▽

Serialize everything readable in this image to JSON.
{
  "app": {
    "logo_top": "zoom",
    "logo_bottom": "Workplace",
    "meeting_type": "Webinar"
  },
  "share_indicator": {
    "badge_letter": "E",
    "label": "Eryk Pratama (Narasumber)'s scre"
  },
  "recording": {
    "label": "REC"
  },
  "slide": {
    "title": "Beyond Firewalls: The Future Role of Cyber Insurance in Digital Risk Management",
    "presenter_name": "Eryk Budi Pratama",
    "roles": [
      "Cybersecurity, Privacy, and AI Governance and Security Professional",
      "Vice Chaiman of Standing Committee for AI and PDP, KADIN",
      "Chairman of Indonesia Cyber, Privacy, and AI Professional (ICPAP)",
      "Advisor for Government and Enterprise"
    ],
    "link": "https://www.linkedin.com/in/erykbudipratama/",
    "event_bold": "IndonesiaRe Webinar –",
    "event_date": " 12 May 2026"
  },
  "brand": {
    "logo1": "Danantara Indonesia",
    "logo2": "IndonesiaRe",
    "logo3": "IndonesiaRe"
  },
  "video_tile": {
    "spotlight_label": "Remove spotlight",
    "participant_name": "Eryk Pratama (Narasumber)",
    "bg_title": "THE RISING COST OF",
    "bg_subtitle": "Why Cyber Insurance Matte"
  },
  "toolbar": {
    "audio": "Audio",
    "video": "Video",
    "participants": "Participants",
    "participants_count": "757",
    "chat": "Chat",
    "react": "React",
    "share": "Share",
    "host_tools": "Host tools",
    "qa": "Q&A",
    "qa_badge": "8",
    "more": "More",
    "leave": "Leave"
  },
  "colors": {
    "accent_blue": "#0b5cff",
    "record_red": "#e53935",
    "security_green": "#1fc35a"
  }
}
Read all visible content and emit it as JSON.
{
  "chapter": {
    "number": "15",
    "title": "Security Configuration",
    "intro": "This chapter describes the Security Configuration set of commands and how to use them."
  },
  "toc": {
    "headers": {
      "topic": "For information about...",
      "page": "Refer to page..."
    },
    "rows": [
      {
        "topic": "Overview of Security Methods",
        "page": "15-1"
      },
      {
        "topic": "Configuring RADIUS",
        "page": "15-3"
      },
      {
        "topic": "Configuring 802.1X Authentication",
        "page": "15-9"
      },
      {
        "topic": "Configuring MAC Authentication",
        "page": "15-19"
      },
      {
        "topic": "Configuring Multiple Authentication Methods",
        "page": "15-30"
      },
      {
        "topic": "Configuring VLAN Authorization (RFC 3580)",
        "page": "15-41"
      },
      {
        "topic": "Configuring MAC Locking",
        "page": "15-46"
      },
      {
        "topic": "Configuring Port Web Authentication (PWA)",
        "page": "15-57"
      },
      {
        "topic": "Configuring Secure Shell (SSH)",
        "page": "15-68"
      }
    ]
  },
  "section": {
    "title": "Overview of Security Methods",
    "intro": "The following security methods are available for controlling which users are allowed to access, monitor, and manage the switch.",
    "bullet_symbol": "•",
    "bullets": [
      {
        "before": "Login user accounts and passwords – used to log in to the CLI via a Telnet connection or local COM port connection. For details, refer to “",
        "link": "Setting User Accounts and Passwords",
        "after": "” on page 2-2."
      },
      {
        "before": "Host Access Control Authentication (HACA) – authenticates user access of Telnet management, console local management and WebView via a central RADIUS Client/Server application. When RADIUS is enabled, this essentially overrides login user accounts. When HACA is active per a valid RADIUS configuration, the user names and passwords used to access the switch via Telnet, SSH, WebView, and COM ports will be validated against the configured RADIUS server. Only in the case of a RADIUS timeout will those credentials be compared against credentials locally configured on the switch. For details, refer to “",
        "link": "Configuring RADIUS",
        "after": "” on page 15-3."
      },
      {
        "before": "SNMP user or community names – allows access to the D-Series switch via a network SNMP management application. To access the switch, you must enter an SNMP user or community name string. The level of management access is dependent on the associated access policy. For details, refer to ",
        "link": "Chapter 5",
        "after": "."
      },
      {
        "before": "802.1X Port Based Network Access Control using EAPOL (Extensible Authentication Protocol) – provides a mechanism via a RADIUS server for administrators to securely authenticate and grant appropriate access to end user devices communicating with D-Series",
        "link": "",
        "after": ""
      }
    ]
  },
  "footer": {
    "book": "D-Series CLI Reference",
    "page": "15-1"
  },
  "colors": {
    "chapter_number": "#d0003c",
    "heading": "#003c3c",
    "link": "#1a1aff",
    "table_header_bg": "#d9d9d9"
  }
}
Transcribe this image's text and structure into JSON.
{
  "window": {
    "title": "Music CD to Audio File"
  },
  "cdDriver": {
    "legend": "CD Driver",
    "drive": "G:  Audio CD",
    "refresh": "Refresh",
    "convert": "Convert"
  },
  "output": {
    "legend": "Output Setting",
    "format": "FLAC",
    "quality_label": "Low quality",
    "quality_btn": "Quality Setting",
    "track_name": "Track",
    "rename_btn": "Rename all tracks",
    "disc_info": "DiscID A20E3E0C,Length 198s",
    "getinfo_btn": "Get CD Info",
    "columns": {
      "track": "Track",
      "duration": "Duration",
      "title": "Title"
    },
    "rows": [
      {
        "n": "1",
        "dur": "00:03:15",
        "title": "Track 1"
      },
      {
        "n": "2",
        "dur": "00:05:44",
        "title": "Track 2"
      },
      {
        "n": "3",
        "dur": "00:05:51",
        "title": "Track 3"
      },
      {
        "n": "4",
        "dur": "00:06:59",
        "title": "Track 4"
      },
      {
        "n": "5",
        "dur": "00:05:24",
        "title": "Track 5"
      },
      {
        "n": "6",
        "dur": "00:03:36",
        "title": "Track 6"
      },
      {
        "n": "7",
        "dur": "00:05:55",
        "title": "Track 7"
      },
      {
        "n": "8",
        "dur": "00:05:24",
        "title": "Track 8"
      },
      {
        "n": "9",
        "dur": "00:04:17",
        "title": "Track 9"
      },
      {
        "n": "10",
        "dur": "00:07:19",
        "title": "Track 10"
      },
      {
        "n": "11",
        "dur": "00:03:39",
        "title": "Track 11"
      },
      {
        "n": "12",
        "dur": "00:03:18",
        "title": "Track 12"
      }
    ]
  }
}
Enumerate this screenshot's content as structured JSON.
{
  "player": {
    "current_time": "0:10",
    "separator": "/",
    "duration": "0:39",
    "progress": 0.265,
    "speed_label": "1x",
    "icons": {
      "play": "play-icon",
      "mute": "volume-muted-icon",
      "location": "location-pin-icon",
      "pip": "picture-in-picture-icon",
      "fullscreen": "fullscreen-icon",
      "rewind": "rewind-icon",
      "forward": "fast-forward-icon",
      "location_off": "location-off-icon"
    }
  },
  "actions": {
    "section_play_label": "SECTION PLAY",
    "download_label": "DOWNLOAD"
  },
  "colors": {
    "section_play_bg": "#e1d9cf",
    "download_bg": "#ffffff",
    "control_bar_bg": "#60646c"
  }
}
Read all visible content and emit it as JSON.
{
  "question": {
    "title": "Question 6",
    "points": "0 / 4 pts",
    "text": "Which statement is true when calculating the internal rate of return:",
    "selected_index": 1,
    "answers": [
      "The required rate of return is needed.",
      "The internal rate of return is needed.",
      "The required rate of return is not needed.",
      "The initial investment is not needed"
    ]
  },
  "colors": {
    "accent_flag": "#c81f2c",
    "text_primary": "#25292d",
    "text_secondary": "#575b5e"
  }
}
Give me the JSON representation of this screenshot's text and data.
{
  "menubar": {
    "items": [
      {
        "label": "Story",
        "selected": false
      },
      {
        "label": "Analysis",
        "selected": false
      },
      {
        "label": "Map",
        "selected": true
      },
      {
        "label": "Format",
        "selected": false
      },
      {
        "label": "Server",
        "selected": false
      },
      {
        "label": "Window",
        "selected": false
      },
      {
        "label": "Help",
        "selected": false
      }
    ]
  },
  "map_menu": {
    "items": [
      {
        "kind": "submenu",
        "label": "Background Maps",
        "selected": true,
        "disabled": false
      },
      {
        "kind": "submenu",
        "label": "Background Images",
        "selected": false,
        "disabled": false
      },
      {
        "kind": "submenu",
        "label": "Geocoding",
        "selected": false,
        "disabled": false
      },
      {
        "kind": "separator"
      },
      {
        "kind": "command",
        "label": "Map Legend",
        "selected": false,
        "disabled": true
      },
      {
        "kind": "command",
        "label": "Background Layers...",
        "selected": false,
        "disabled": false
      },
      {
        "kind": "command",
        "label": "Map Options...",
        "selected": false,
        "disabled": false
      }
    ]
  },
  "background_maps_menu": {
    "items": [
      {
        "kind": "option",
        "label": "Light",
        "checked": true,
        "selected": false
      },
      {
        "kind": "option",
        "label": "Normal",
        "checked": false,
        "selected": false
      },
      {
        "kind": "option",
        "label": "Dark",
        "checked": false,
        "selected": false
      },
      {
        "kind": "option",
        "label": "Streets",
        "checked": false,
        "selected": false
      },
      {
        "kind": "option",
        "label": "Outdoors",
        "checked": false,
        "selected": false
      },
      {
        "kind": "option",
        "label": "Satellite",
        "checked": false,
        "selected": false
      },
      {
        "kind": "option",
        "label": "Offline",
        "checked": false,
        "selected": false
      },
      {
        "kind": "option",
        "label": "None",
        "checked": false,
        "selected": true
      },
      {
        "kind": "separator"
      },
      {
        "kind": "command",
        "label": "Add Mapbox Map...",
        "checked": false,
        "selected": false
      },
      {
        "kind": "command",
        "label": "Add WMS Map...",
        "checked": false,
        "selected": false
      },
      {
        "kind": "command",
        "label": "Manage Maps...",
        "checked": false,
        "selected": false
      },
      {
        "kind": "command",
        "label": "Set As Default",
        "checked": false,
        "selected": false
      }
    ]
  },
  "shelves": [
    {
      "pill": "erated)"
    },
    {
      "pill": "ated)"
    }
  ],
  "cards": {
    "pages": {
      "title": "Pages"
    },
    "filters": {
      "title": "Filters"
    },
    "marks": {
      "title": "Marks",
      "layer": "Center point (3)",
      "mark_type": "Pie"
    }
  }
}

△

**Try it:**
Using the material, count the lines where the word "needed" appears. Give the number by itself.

**The completed task:**
4